  • A successful outcome of this model has been the partnership bringing diverse local groups together with the council that wouldn’t have otherwise had the opportunity.

We asked you about your work around heritage as a strong thread throughout your

You told us that:

  • Boston had received much coverage over its large Brexit vote, the partnership reflected that the Brexit coverage made moving forward with the programme challenging at times, as they were repeatedly asked to comment on national issues.
  • To counteract the negative press the partnership focused on heritage and history of the area as something that residents can be proud of. The partnership saw their heritage projects as a way to educate particularly younger people and people who were not born in the area of their shared heritage.
    • One member reflected: “I think heritage is bringing [residents] together but on a younger level… to appreciate the town and for shared narrative it unites, creates community in the longer term.”

We asked about how you adapted your approach during COVID-19…

You told us that:

  • The partnership wanted to remove as many barriers as possible to enable funds to reach the
    needs of the community.
  • One way the partnership did this was by adapting their approach to commissioning by having unallocated funds available to be reactive both during the pandemic and post-covid.
  • The benefit of this flexible approach meant BBL could respond quickly and led to partnership members building their own skills identifying needs that weren’t already provided for in the community.
  • Accessibility is important to the partnership and to further remove barriers for accessing funds, BBL introduced their 5-minute community chest application form. Their intended outcome was successful as community chest applications increased.
  • The partnership reflected on a local tourism boat that couldn’t access governmental COVID support but instead were supported by BBL. There was acknowledgement that without their support the boat wouldn’t have been able to continue beyond the pandemic.

We asked about your relationship with the local council…

You told us that:

  • BBL has an effective relationship with the officers at Boston Borough Council and have
    worked in partnership across multiple projects.
  • The relationship with the council hasn’t always been easy and the partnership learnt to be
    strict with their terms to ensure the council didn’t take advantage of their funding.

    • One partnership member reflected that: “…you have more bargaining power when
      you have cash, we make sure they put our logos on projects.”
  • It was acknowledged that the council brought substantial added value to the Big Local
    programme, however there is changing administration and the partnership reflected there is
    a mild panic about the vacuum BBL will leave in the community and how to continue

We asked about your specific understanding of legacy…

You told us that:
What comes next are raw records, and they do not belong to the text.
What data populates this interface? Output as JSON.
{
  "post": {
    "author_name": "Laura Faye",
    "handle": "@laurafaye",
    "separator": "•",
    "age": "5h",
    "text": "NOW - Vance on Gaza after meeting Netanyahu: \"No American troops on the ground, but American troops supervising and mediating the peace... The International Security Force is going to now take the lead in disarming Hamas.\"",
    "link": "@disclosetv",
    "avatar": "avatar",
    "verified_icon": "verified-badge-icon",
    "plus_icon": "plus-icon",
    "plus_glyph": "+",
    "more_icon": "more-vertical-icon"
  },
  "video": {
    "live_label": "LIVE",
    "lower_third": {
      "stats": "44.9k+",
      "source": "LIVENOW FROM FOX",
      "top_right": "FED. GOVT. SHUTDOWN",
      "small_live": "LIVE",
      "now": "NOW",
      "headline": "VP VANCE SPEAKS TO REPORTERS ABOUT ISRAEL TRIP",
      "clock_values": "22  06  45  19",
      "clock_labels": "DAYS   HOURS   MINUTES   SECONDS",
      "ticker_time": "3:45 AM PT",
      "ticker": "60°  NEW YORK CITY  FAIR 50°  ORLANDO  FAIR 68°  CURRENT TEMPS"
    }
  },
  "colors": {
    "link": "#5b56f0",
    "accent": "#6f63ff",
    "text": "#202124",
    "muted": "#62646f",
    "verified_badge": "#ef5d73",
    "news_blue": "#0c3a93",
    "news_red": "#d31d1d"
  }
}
  • The partnership doesn’t see legacy in physical terms but instead understands legacy as a more fluid concept, viewing the groups and events they’ve supported to become self-sustaining as their legacy.
  • The partnership made the “positive decision to not do things”, however despite this there is a genuine sadness felt amongst members that the programme is ending because of the strong friendships forged within the group.
  • The partnership reflected that long-term place-based funding worked in Central Boston because it enabled them to be flexible and respond quicker than councils, they were able to provide instantaneous support.
  • One partnership member reflected that their approach was the “easiest and fastest way to support all of the community without formal bureaucracy.”
  • Another member reflected that “I hope the outcome [of the Big Local programme] is that funding needs to be given at the base and the power of bottom up is so important.”